Turkey: 'Erdoğan repression not healthy' - Expert explains country's state of emergency

'There are a host of implications for the people' - Professor explains Turkey's state of emergency

President Recep Tayyip Erdoğan has today declared a state of emergency that will last for three months

Thursday, July 21, 2016

A leading UK-based professor has highlighted the full impact Turkey's political unrest could have on the people.

The country's president, Recep Tayyip Erdoğan, has today declared a three-month stae of emergency, allowing him to by-pass parliament when drafting new laws or restricting the rights and freedoms of the population. 

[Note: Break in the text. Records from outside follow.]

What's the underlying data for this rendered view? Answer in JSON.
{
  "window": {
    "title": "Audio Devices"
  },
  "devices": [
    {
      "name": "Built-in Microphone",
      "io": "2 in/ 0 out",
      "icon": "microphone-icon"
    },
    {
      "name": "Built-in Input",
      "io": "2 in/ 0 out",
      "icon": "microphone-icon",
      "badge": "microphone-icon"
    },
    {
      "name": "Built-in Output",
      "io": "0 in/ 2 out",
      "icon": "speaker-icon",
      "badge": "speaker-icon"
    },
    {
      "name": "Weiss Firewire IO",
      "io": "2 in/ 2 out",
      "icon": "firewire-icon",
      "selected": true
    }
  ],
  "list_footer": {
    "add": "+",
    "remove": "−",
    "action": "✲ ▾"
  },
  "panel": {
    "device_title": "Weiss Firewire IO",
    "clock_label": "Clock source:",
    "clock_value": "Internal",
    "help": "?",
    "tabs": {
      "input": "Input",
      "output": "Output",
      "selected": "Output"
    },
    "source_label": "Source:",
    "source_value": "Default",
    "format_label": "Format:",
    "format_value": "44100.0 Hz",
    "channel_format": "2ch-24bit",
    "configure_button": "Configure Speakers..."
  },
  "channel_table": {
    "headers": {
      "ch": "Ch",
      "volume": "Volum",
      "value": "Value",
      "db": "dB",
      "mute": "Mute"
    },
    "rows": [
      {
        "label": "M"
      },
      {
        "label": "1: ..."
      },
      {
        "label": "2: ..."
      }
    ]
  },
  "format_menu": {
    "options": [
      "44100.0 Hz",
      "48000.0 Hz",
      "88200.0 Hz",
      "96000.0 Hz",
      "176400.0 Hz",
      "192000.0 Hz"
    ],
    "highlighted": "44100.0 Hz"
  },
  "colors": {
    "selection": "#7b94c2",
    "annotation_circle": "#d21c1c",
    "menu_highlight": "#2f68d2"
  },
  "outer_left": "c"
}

Turkey has faced numerous challenges in recent months, including millions of refugees arriving in the country from war-torn neighbour Syria and a terrorist attack at Istanbul's Ataturk airport which killed more than 40 people. 

Last weekend saw a failed military coup in the country, and in its wake have come more than 50,000 arrests of alleged rebels. 

Tahir Abbas, a Senior Research Fellow for the Royal United Services Institute, explained what the declaration means for the population. 

"We have a great number of concerns going on in Turkey," he told Julia Hartley-Brewer. "There's the refugee situation – three million or so.

"There's the ongoing attacks from ISIS, which have really petrified the population. And now this failed coup. 

"President Erdoğan is increasingly demonstrating authoritarian tendencies. 

"This repression of the various institutions is not a healthy approach to fighting terrorism and building a society which can trust them.

"There are a host of implications for the people."

Listen to the full interview above

President Erdoğan is increasingly demonstrating authoritarian tendencies
Tahir Abbas, Senior Research Fellow for the Royal United Services Institute